He had many things to say in his essays throughout his career; and just a handful would be worthy of any writer's legacy. He had razor wit; and prescient observations a hundred times a handful. The man oozed intellectual confidence - a Mark Twain for the 20th Century. In watching his many recorded conservations and debates, one could start to feel that a person that took an opposing stand on any current event just had their hands over their eyes, ears and mouth.
How could you not love a man that coined "The United States of Amnesia" in describing our nation's collective personality?
If I had been responsible for an obituary, however, I would credit him with the singular observation early that Harry Truman's true legacy would be the fact that the National Security Act was created and passed under his Presidency; and as a result the United States remained at a heightened military state after World War II.
We have been mired in it's grip for almost 70 years.
"I would put the time and place of our fall as the White House in 1950. Harry Truman and his advisers decided that is would be a good idea to keep the United States on a full wartime basis even though there was no enemy on earth who could challenge us militarily or economically. Therefore an enemy had to be invented....He then goes on in a tremendous essay that details exactly how that enemy was invented and the steps taken by the Truman Administration and Congress to lock in our new way of life in America. This essay, originally entitled, "How to Take Back Our Country", begins as thus:
Out of fairness to our inadvertent totalitarian, there was an urgent economic motive in 1950. We had made our recovery from the Depression in the 1930s only when the war put everyone to work. After the war, rather than run the terrible risk of a free economy in which General Motors would have to make something people wanted, like a car, we decided to take all the revenue - two-thirds, anyway - of the federal government and put it into armaments."
- from the essay "Notes on our Patriarchal State" in a collection Imperial America.
"Every now and then, usually while shaving, I realize that I have lived through nearly one-third of the history of the United States, which proves not how old I am but how young the Republic is. The American empire, which started officially in 1898 with our acquisition of the Philippines, came to a peak in the year 1945, while I was still part of that army which had won us the political and economic mastery of the two hemispheres. If anyone had said to me then that the whole thing would be lost in my lifetime, I would have said it is not possible to lose so much so quickly without an atomic catastrophe, at least. But lose it we have."If anyone would like to see some more information of Truman's true legacy, follow these bread crumbs.

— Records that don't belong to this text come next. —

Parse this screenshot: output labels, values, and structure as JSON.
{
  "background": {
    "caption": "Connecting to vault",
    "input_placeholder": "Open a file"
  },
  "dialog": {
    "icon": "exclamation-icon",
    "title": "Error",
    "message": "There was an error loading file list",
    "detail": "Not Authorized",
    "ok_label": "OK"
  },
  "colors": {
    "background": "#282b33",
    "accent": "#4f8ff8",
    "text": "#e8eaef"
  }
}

He also doesn't stop at - in his words - these "gloomy prospects" however; he lays out a plan. We would do wise to listen, though many may scoff at the idea of even so glibly suggesting such actions as if it were so easy. These were honest proposals 25 years ago when this essay was written; and with the exception of a fifth solution about re-examining our relations with the then Soviet Union (just due to its irrelevance with international and economic current events) , they ring clearly still today (a link to the full article.)
Vidal's blueprint to a true democratic republic:
1. Limit the Presidential campaign to eight weeks.
2. Stop falsifying the budget and miss-classifying Social Security as part of the federal budget (and instead define Social Security by what it really is which is an independent trust fund). This will clearly identify the true size of our military spending to the American people.
3. Withdraw from NATO and reduce US presence in Europe drastically.
4. End the War on Drugs by "repealing every prohibition against the sale and use of drugs".
"Radical" for his time, and more radical still today - a true indication that things have gone more dark since 1988 when this essay first appeared in The Nation.
Brood on these words, maybe not as a (sadly) realistic proposal to resolve all our problems today, but as a representation of a brilliant man that first identified without hesitation the year in our history when our current national situation became written - no - burned on to the wall; and then, without hesitation, lists an ambitious prescription to the right path back to his country pre-national security state.
Perhaps we can truly honor Vidal by revisiting his essays, because his condemnations and solutions are not only mostly still accurate now, they are served succinctly and are a pleasure to read.
He never stopped speaking the truth. His definition of a true journalist.
My definition of a true patriot.